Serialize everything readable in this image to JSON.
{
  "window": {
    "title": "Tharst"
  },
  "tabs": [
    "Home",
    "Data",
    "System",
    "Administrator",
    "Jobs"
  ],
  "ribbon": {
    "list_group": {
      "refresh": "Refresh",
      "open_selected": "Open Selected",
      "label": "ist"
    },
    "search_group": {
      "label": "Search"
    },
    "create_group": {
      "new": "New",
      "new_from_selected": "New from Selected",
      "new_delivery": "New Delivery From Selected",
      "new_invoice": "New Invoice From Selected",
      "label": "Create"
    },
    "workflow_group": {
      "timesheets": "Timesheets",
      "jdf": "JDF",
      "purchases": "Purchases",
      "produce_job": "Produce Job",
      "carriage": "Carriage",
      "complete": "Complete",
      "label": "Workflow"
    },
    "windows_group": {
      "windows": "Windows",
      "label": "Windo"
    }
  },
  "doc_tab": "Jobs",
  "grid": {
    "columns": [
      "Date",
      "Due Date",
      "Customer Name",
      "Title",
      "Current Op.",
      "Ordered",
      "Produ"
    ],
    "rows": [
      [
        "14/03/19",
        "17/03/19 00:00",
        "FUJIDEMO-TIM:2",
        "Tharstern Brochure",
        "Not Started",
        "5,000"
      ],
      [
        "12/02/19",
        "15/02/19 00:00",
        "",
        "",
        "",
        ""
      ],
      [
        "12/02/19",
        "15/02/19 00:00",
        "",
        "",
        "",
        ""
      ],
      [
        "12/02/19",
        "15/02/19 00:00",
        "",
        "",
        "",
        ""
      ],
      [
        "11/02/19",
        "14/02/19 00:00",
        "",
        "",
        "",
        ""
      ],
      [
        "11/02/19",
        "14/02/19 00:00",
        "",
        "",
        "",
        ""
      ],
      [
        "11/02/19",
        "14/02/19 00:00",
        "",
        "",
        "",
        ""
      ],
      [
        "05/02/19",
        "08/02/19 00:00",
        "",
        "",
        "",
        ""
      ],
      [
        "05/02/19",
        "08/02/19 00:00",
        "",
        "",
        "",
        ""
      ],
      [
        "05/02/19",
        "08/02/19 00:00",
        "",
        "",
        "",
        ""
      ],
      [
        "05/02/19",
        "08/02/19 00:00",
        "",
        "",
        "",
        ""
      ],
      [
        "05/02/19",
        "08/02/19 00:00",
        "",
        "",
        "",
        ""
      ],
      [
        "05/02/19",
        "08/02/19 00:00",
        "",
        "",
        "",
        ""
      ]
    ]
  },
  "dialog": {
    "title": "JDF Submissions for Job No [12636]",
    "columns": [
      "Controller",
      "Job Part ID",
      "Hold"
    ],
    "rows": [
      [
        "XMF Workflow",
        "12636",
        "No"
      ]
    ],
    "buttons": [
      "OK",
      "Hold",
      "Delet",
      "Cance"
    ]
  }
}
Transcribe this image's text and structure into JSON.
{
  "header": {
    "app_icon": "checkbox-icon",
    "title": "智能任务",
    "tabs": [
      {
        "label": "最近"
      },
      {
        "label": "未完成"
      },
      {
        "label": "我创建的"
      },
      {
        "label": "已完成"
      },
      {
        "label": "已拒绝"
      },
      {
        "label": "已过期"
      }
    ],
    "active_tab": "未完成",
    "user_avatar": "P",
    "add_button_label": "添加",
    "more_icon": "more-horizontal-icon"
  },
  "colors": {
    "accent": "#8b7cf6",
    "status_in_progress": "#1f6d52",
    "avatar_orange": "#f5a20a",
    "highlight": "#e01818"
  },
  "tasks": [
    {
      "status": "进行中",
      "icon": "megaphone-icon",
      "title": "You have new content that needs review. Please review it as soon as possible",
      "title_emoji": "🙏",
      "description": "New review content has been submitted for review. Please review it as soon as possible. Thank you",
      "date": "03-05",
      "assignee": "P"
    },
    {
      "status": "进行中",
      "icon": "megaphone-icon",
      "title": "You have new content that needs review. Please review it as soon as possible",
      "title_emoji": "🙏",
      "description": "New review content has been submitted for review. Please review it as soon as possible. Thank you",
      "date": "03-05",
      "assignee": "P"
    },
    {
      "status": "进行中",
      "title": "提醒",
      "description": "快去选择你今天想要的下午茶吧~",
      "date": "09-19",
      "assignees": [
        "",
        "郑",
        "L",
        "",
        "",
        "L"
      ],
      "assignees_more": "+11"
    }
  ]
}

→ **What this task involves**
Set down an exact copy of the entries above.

→ **Finished task**
Serialize everything readable in this image to JSON.
{
  "window": {
    "title": "Tharst"
  },
  "tabs": [
    "Home",
    "Data",
    "System",
    "Administrator",
    "Jobs"
  ],
  "ribbon": {
    "list_group": {
      "refresh": "Refresh",
      "open_selected": "Open Selected",
      "label": "ist"
    },
    "search_group": {
      "label": "Search"
    },
    "create_group": {
      "new": "New",
      "new_from_selected": "New from Selected",
      "new_delivery": "New Delivery From Selected",
      "new_invoice": "New Invoice From Selected",
      "label": "Create"
    },
    "workflow_group": {
      "timesheets": "Timesheets",
      "jdf": "JDF",
      "purchases": "Purchases",
      "produce_job": "Produce Job",
      "carriage": "Carriage",
      "complete": "Complete",
      "label": "Workflow"
    },
    "windows_group": {
      "windows": "Windows",
      "label": "Windo"
    }
  },
  "doc_tab": "Jobs",
  "grid": {
    "columns": [
      "Date",
      "Due Date",
      "Customer Name",
      "Title",
      "Current Op.",
      "Ordered",
      "Produ"
    ],
    "rows": [
      [
        "14/03/19",
        "17/03/19 00:00",
        "FUJIDEMO-TIM:2",
        "Tharstern Brochure",
        "Not Started",
        "5,000"
      ],
      [
        "12/02/19",
        "15/02/19 00:00",
        "",
        "",
        "",
        ""
      ],
      [
        "12/02/19",
        "15/02/19 00:00",
        "",
        "",
        "",
        ""
      ],
      [
        "12/02/19",
        "15/02/19 00:00",
        "",
        "",
        "",
        ""
      ],
      [
        "11/02/19",
        "14/02/19 00:00",
        "",
        "",
        "",
        ""
      ],
      [
        "11/02/19",
        "14/02/19 00:00",
        "",
        "",
        "",
        ""
      ],
      [
        "11/02/19",
        "14/02/19 00:00",
        "",
        "",
        "",
        ""
      ],
      [
        "05/02/19",
        "08/02/19 00:00",
        "",
        "",
        "",
        ""
      ],
      [
        "05/02/19",
        "08/02/19 00:00",
        "",
        "",
        "",
        ""
      ],
      [
        "05/02/19",
        "08/02/19 00:00",
        "",
        "",
        "",
        ""
      ],
      [
        "05/02/19",
        "08/02/19 00:00",
        "",
        "",
        "",
        ""
      ],
      [
        "05/02/19",
        "08/02/19 00:00",
        "",
        "",
        "",
        ""
      ],
      [
        "05/02/19",
        "08/02/19 00:00",
        "",
        "",
        "",
        ""
      ]
    ]
  },
  "dialog": {
    "title": "JDF Submissions for Job No [12636]",
    "columns": [
      "Controller",
      "Job Part ID",
      "Hold"
    ],
    "rows": [
      [
        "XMF Workflow",
        "12636",
        "No"
      ]
    ],
    "buttons": [
      "OK",
      "Hold",
      "Delet",
      "Cance"
    ]
  }
}
Transcribe this image's text and structure into JSON.
{
  "header": {
    "app_icon": "checkbox-icon",
    "title": "智能任务",
    "tabs": [
      {
        "label": "最近"
      },
      {
        "label": "未完成"
      },
      {
        "label": "我创建的"
      },
      {
        "label": "已完成"
      },
      {
        "label": "已拒绝"
      },
      {
        "label": "已过期"
      }
    ],
    "active_tab": "未完成",
    "user_avatar": "P",
    "add_button_label": "添加",
    "more_icon": "more-horizontal-icon"
  },
  "colors": {
    "accent": "#8b7cf6",
    "status_in_progress": "#1f6d52",
    "avatar_orange": "#f5a20a",
    "highlight": "#e01818"
  },
  "tasks": [
    {
      "status": "进行中",
      "icon": "megaphone-icon",
      "title": "You have new content that needs review. Please review it as soon as possible",
      "title_emoji": "🙏",
      "description": "New review content has been submitted for review. Please review it as soon as possible. Thank you",
      "date": "03-05",
      "assignee": "P"
    },
    {
      "status": "进行中",
      "icon": "megaphone-icon",
      "title": "You have new content that needs review. Please review it as soon as possible",
      "title_emoji": "🙏",
      "description": "New review content has been submitted for review. Please review it as soon as possible. Thank you",
      "date": "03-05",
      "assignee": "P"
    },
    {
      "status": "进行中",
      "title": "提醒",
      "description": "快去选择你今天想要的下午茶吧~",
      "date": "09-19",
      "assignees": [
        "",
        "郑",
        "L",
        "",
        "",
        "L"
      ],
      "assignees_more": "+11"
    }
  ]
}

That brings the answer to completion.